I have made myself unnecessary. I show up in the morning and my main job is to unlock the door. My students flutter in and begin to quickly move about the room at a frenzied pace. They dart back and forth, cutting paper, getting paint, and turning on computers. I’m pretty sure that one of my students is taking apart an electronic device of some sort. I hope it isn’t something of mine. I optimistically walk around the room asking my students if they need anything. I get the same answers every time, “Nope, we’re good,” or “We got this, Clump.” After a moment, I hear a student loudly call out, “Hey, Clump!” Excitedly, I bound over in his direction. “Do we have a screwdriver?” “We do,” I smile, as I dutifully retrieve one from the cabinet.

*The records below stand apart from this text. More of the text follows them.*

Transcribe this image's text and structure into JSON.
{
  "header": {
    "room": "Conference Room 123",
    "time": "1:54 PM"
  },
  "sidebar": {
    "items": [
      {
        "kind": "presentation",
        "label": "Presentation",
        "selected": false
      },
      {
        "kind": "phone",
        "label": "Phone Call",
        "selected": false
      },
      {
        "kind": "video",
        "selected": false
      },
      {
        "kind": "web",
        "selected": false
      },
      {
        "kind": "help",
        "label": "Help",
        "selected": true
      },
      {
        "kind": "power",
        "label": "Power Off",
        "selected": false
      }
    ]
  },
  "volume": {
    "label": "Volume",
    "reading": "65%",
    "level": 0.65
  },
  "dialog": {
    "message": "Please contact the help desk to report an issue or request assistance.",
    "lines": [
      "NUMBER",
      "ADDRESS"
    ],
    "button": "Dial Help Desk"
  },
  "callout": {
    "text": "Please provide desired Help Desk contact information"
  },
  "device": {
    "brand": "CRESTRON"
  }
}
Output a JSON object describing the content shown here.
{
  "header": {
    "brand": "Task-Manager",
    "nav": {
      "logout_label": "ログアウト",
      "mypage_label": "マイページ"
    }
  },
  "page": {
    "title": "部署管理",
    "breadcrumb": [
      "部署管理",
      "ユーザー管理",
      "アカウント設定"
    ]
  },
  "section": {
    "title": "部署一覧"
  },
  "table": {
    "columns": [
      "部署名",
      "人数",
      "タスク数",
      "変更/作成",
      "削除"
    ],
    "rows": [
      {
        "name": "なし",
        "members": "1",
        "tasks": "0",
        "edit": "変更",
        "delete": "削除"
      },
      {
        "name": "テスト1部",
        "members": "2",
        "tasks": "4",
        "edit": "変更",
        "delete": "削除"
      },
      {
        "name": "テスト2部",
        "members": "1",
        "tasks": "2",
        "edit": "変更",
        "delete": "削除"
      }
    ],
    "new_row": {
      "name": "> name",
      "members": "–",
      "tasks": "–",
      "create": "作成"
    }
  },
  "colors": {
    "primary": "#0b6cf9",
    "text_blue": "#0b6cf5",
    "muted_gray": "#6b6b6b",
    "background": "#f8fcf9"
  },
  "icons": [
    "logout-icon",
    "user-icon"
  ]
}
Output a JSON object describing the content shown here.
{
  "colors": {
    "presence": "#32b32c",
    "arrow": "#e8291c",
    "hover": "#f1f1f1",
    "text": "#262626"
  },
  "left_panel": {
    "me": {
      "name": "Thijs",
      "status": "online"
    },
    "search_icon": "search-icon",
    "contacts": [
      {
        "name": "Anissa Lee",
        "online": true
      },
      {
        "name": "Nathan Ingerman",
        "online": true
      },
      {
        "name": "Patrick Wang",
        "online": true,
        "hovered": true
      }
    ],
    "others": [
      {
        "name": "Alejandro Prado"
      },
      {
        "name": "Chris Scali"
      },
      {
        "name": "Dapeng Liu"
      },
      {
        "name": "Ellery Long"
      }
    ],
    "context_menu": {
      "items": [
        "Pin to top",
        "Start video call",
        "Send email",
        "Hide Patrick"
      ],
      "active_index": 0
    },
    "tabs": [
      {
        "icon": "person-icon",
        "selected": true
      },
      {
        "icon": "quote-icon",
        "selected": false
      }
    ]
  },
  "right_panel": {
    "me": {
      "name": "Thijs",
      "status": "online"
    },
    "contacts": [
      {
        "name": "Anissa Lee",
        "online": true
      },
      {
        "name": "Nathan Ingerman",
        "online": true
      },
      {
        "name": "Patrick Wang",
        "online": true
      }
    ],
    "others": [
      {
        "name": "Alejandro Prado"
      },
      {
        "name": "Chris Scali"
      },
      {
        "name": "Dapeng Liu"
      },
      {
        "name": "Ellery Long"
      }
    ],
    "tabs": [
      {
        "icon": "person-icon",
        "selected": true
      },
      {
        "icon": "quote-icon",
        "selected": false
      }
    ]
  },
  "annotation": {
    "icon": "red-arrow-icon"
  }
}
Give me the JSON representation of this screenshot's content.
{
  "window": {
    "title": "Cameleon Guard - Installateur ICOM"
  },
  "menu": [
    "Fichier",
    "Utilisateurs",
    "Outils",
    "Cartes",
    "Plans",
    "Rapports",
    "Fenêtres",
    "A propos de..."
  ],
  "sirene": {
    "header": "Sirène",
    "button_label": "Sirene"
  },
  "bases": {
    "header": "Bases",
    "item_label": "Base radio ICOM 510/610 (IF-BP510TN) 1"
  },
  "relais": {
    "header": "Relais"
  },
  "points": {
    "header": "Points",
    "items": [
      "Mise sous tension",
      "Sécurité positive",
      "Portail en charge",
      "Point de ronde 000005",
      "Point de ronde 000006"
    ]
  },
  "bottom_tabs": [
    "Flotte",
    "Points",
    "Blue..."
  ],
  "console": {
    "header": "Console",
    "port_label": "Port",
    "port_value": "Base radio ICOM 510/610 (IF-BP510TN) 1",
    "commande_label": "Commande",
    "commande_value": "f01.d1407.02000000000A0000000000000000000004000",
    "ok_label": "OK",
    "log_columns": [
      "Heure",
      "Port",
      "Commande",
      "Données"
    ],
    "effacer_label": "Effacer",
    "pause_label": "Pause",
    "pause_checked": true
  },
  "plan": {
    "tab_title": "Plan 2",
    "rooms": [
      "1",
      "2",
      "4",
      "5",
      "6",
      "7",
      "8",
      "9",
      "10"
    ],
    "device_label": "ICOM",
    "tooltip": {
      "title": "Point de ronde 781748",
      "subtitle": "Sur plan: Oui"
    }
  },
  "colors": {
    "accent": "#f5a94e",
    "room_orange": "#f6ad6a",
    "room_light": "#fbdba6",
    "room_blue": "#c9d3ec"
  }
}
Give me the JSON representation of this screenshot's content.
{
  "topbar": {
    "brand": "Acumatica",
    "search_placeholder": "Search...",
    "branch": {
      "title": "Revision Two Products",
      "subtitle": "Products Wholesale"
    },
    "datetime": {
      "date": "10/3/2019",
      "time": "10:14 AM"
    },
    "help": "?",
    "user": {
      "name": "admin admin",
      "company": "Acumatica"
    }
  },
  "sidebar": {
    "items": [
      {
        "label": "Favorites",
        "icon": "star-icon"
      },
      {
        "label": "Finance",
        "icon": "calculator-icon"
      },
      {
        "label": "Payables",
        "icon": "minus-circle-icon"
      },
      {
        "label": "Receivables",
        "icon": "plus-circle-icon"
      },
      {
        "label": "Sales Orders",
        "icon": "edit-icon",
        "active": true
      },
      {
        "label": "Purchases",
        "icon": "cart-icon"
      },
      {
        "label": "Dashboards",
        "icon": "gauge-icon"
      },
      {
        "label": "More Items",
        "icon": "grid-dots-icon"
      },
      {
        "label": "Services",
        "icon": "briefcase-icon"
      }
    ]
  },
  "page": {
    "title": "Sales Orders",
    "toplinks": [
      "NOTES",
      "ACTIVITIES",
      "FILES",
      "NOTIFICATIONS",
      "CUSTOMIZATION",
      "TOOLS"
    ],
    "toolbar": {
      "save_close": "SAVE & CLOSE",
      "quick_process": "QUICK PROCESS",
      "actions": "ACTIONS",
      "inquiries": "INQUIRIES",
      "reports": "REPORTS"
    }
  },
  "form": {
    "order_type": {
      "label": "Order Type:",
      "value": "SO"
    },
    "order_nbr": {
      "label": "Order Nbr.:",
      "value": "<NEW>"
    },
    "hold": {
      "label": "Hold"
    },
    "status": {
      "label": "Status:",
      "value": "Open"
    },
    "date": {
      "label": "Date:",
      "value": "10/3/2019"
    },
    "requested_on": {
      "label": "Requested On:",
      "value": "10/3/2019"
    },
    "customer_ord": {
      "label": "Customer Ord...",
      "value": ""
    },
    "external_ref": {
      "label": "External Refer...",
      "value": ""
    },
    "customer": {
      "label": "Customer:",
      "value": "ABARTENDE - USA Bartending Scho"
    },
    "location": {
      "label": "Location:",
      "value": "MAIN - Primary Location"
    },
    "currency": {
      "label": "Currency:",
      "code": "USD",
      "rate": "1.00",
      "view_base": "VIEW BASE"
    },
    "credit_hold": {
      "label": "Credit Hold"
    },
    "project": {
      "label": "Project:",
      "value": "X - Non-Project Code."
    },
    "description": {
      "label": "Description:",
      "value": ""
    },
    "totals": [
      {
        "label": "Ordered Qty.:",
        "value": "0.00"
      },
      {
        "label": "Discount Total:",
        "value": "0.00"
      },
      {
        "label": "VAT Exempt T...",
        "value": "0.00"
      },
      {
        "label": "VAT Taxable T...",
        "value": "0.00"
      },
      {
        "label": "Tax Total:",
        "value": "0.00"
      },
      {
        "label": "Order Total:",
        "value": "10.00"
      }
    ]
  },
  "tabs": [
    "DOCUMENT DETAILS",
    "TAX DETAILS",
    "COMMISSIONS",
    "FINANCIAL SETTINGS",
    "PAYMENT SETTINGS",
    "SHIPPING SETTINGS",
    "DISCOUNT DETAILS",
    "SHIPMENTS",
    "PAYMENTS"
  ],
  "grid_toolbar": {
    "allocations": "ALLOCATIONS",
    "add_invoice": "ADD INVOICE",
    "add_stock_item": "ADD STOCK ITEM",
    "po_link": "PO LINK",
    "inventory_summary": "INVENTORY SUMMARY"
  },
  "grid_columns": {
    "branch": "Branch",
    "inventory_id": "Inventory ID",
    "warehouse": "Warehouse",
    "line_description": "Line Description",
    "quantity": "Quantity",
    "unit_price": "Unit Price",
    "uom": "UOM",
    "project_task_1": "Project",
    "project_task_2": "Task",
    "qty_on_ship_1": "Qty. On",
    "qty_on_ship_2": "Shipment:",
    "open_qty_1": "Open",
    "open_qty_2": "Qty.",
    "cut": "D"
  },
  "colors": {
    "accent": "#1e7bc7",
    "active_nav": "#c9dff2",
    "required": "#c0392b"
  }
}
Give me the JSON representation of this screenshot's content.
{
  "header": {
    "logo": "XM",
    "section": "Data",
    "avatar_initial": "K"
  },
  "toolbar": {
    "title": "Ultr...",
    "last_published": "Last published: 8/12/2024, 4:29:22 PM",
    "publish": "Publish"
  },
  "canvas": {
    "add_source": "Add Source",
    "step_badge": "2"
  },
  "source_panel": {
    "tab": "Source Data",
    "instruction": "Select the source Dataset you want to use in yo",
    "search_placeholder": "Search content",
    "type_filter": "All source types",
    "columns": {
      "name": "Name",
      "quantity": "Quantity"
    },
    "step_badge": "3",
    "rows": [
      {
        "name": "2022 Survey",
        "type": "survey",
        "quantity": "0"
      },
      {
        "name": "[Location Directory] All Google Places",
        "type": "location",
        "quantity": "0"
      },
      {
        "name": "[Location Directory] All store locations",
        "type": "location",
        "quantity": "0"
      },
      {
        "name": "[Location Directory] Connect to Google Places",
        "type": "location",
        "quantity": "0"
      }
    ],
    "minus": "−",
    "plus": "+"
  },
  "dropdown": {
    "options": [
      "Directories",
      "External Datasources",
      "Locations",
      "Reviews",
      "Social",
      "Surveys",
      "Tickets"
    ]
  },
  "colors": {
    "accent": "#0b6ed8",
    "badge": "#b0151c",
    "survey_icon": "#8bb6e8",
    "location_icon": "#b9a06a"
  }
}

It was a simple task, but it felt good to be needed.
I slump down in my chair as a Clash song begins to fill the room through the overhead speakers. I push some papers around. Maybe I’ll answer some emails or something. I’m sure there is a calendar that needs updating somewhere. It’s the beginning of April in my AP Studio Drawing classroom. Everyone is smiling as they bob their heads to the music, diligently working on their next masterpiece. There used to be stress this time of year. Students would move tensely in a frenzied panic. I would stomp around the room, huffing at the students, commanding them to work. Someone would inevitably start crying. It was usually the same couple of students. “They’ll never make it,” I would think to myself.
Not anymore. Nowadays, I’m all but useless, an ornate piece of set dressing in the play that is art room. It’s my own fault. All of my students are intrinsically motivated young artists focused on making art. One just left the room with a can of spray paint and a giant piece of plywood. He doesn’t even bother asking anymore, he just goes. Half of them are already done with the portfolios. I made the mistake of telling a student that what he was working on was too dimensional to be allowed for submission to the AP Studio Drawing Portfolio. “I know, Clump,” he replied, “I’ve got that all done, I‘m just experimenting with something new.” I have made myself unnecessary.
When did this happen? Was it when I stopped giving them homework? Was it when I started accepting late work for full credit? It must have been when I stopped assigning them specific projects or having standardized due dates. I intended to unmake the traditional role of teacher, to give my students more authority in their own art making. Now what will I do? Maybe I can sweep up those collage remnants. Maybe someone needs fresh water in his or her brush basin. Maybe I’m not completely unnecessary. The Art Teacher is Dead, Long Live the Art Teacher.